§ **WHAT TO WORK ON**
Show every line in the records below that contains the word "JSON".

Page and application data records
"""
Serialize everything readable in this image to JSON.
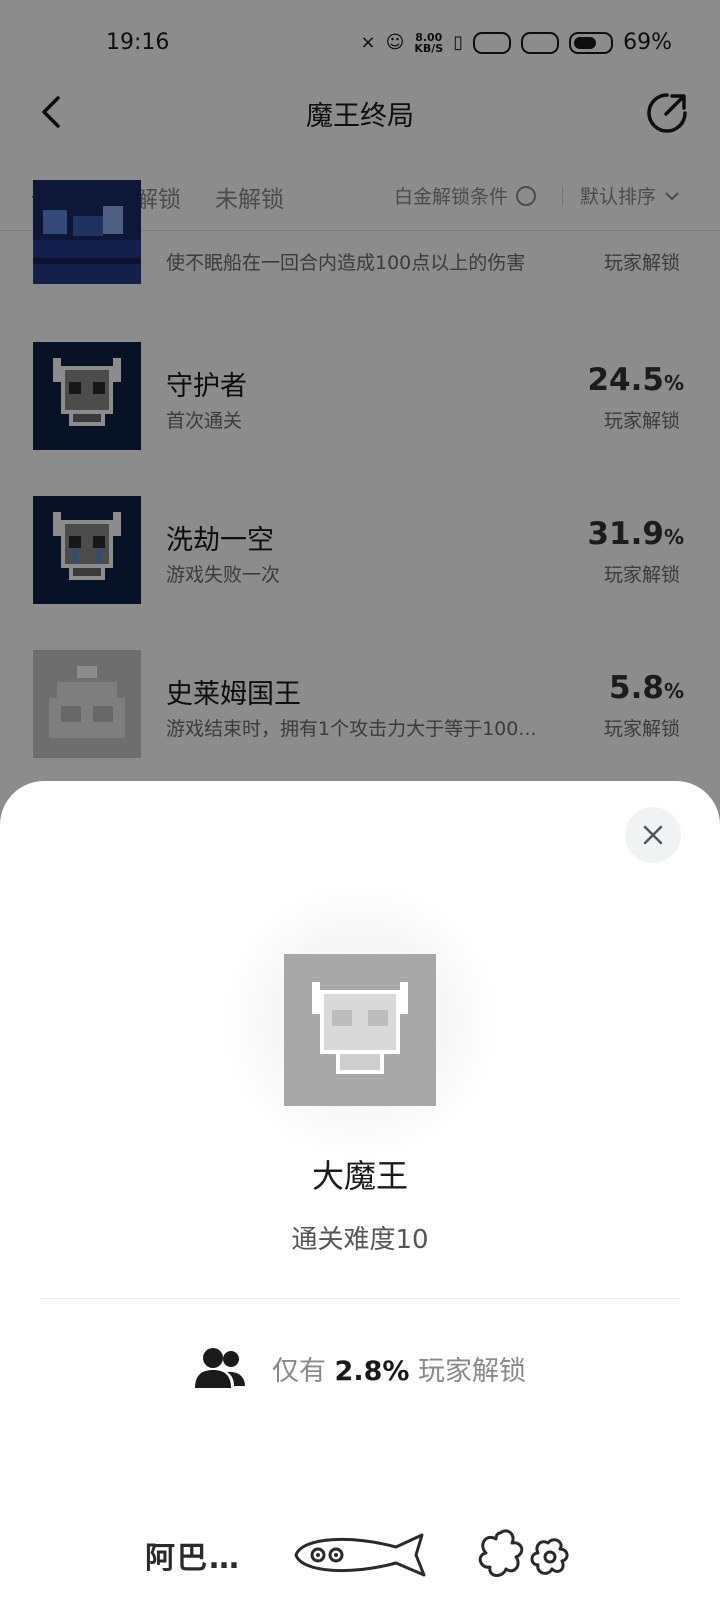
{
  "status_bar": {
    "time": "19:16",
    "speed": "8.00",
    "speed_unit": "KB/S",
    "battery": "69%"
  },
  "nav": {
    "title": "魔王终局"
  },
  "tabs": [
    {
      "label": "全部",
      "active": true
    },
    {
      "label": "已解锁",
      "active": false
    },
    {
      "label": "未解锁",
      "active": false
    }
  ],
  "filters": {
    "platinum_condition": "白金解锁条件",
    "sort": "默认排序"
  },
  "achievements": [
    {
      "title": "",
      "desc": "使不眠船在一回合内造成100点以上的伤害",
      "percent": "",
      "unlock_label": "玩家解锁"
    },
    {
      "title": "守护者",
      "desc": "首次通关",
      "percent": "24.5",
      "unlock_label": "玩家解锁"
    },
    {
      "title": "洗劫一空",
      "desc": "游戏失败一次",
      "percent": "31.9",
      "unlock_label": "玩家解锁"
    },
    {
      "title": "史莱姆国王",
      "desc": "游戏结束时，拥有1个攻击力大于等于100...",
      "percent": "5.8",
      "unlock_label": "玩家解锁"
    }
  ],
  "percent_sign": "%",
  "detail_sheet": {
    "title": "大魔王",
    "condition": "通关难度10",
    "stat_prefix": "仅有",
    "stat_value": "2.8%",
    "stat_suffix": "玩家解锁",
    "footer_text": "阿巴…"
  },
  "colors": {
    "scrim": "rgba(0,0,0,0.45)",
    "badge_dark_bg": "#0f2148",
    "badge_locked_bg": "#a8a8a8"
  }
}
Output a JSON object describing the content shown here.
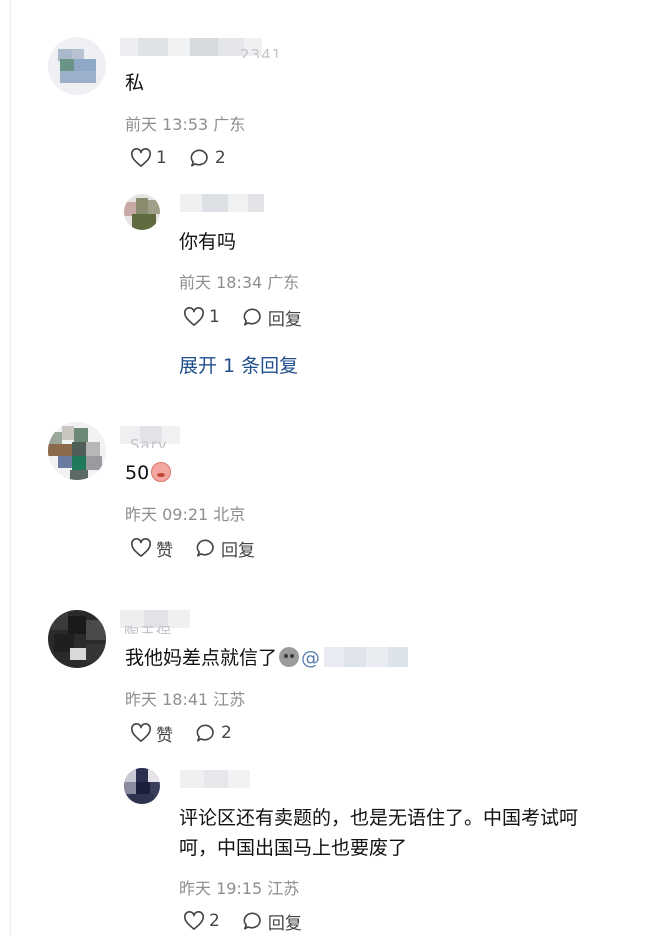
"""
§ **EXERCISE RESPONSE**
Serialize everything readable in this image to JSON.
Output a JSON object describing the content shown here.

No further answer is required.